Election Day has finally arrived. It’s been quite taxing, but these tumultuous times have afforded us an opportunity to reflect thoughtfully on the current events swirling around us. There’s a good chance this thoughtful reflection will continue long after the polls close later today. These are scary, strenuous, exhausting days, but thankfully we have the art of cinema to help us deal with our restless feelings. People are quick to discuss how Orson Welles’ “Citizen Kane” and Alexander Payne’s “Election” helped forecast our current news-cycle streams, but perhaps Peter Weir’s masterful 1998 Oscar-nominated “The Truman Show” is the one that really explains our current situation best. That’s the thesis behind Nerdwriter1’s video essay “What The Truman Show Teaches Us About Politics,” and it’s one that makes a good deal of sense in a political cycle that refuses to make any sense at all.
Centered around the unsuspecting life of Truman Burbank (Jim Carrey), the star of a life-consuming reality show beyond his knowledge, “The Truman Show” is, in essence, a startlingly ahead-of-its-time commentary on entertainment, society and the all-consuming media, but it’s also a telling examination on how social conformity and one’s desire for escapism in a world of endless confusion could fuel our current political landscape. “We accept the reality of the world in which we’re presented,” showrunner Christof (Ed Harris) notes during a TV interview. It’s the disillusionment of that very notion, the one that’s seemingly behind republican nominee Donald Trump’s rigorous campaign, that explains how on earth the former host of NBC’s “The Apprentice” might potentially end up the leader of the free nation. I use “explain” loosely.

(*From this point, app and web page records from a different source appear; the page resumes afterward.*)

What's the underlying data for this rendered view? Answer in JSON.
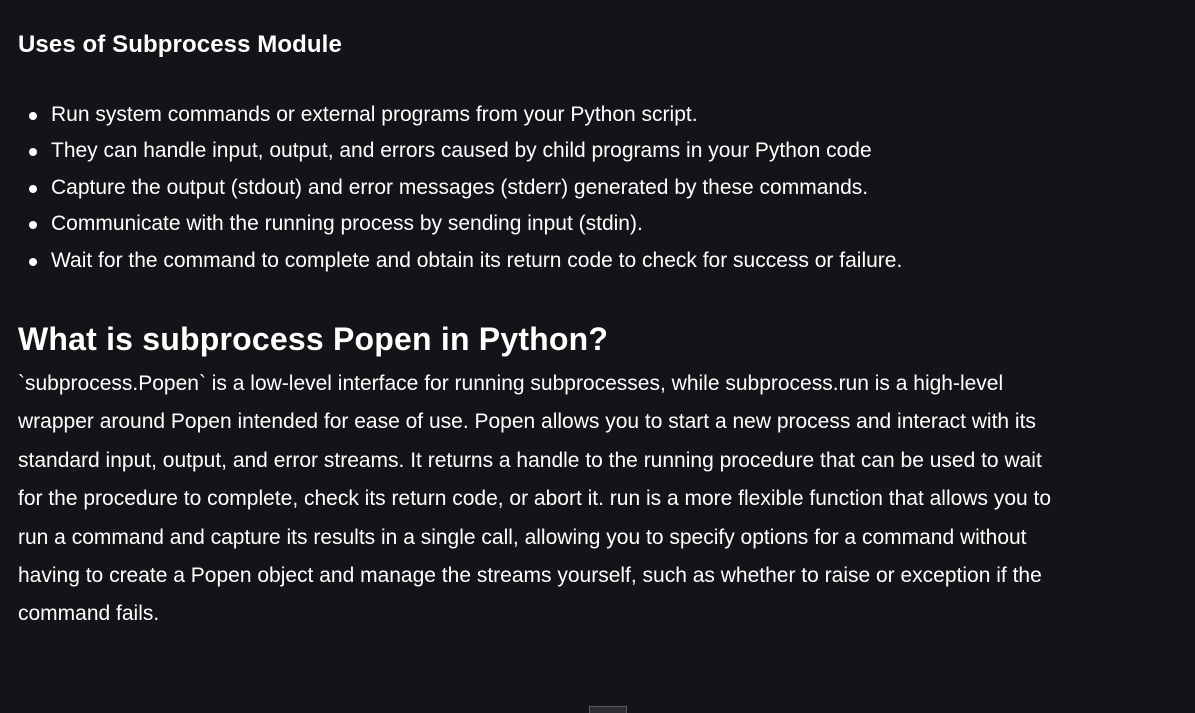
{
  "section1": {
    "heading": "Uses of Subprocess Module",
    "bullets": [
      "Run system commands or external programs from your Python script.",
      "They can handle input, output, and errors caused by child programs in your Python code",
      "Capture the output (stdout) and error messages (stderr) generated by these commands.",
      "Communicate with the running process by sending input (stdin).",
      "Wait for the command to complete and obtain its return code to check for success or failure."
    ]
  },
  "section2": {
    "heading": "What is subprocess Popen in Python?",
    "paragraph": "`subprocess.Popen` is a low-level interface for running subprocesses, while subprocess.run is a high-level wrapper around Popen intended for ease of use. Popen allows you to start a new process and interact with its standard input, output, and error streams. It returns a handle to the running procedure that can be used to wait for the procedure to complete, check its return code, or abort it. run is a more flexible function that allows you to run a command and capture its results in a single call, allowing you to specify options for a command without having to create a Popen object and manage the streams yourself, such as whether to raise or exception if the command fails."
  }
}
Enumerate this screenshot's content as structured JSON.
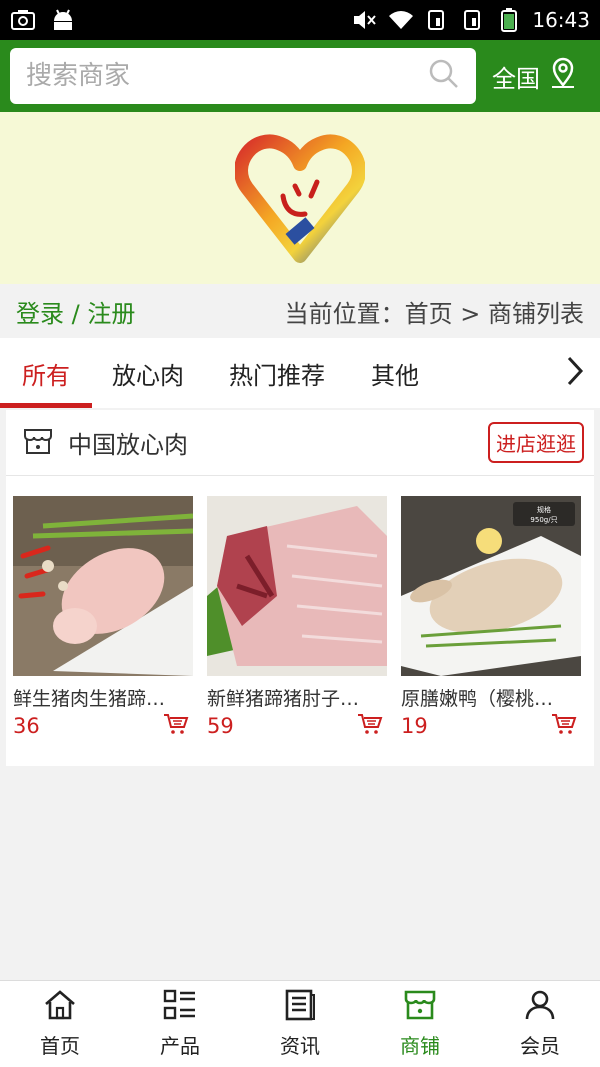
{
  "status_bar": {
    "time": "16:43"
  },
  "header": {
    "search_placeholder": "搜索商家",
    "region": "全国"
  },
  "location": {
    "login": "登录 / 注册",
    "breadcrumb": "当前位置：首页 > 商铺列表"
  },
  "tabs": [
    {
      "label": "所有",
      "active": true
    },
    {
      "label": "放心肉",
      "active": false
    },
    {
      "label": "热门推荐",
      "active": false
    },
    {
      "label": "其他",
      "active": false
    }
  ],
  "shop": {
    "name": "中国放心肉",
    "visit_label": "进店逛逛",
    "products": [
      {
        "title": "鲜生猪肉生猪蹄…",
        "price": "36"
      },
      {
        "title": "新鲜猪蹄猪肘子…",
        "price": "59"
      },
      {
        "title": "原膳嫩鸭（樱桃…",
        "price": "19",
        "badge_line1": "规格",
        "badge_line2": "950g/只"
      }
    ]
  },
  "bottom_nav": [
    {
      "label": "首页",
      "icon": "home-icon",
      "active": false
    },
    {
      "label": "产品",
      "icon": "grid-list-icon",
      "active": false
    },
    {
      "label": "资讯",
      "icon": "news-icon",
      "active": false
    },
    {
      "label": "商铺",
      "icon": "store-icon",
      "active": true
    },
    {
      "label": "会员",
      "icon": "user-icon",
      "active": false
    }
  ],
  "colors": {
    "brand_green": "#2a8a1c",
    "accent_red": "#cc1f1f",
    "banner_bg": "#f6f9d6"
  }
}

Weir and screenwriter Andrew Niccol, both of whom were nominated for Oscars for their work alongside Harris, were downright prophetic with this film. As Nerdwriter notes, the ubiquity of reality television and the rise of mass surveillance both keyed into the generation of Cold War paranoia and the fear of being watched and bugged in your everyday life. Yet it also feeds into the future millennial’s endless narcissism and self-appraisal, with younger people bugged when they’re not being watched in all their Instagram glory. The allegories, layered readings and heady arguments afforded by “The Truman Show” are quite endless, and it stands out even to a kid, like the video editor was when he first saw it, and like myself, who proclaimed it to be my favorite movie when I was 11. In fact, my college blog, The Watching World, was named after the very film, in a factoid that should impress nobody.
The film is not pedantic or preachy. It merely asks a lot of questions, but none of them override the story or characters, which makes “The Truman Show” stronger as a result. And it still holds value today, presenting an allegory of the present in that our own world is experiencing a lot of similar “ruptures,” like The Great Recession in 2008; the killing of young black people by the police; the Brexit movement; and, of course, the political rise of outsider movements from Trump to Bernie Sanders. American society, like the titular Truman, is living in an arguably broken moment, but it only works if America/Truman believes in it. After all, he can leave at any time he wants, and a lot of Americans are ready to make a change.
Ultimately, “The Truman Show” shows us what waking up looks like, but it also stages the struggles and the sorrow that come along with it. Even people we trust can be mouthpieces for a rotten system in “The Truman Show,” Nerdwriter states. Utopia is flawed and filled with contradictions and people obsessed with TV. It’s a small, shadowy door that can lead into the unknown and unmapped. But is it one worth exploring? “The Truman Show” has a couple possible explanations….check out the video and let us know what you think in the comments section.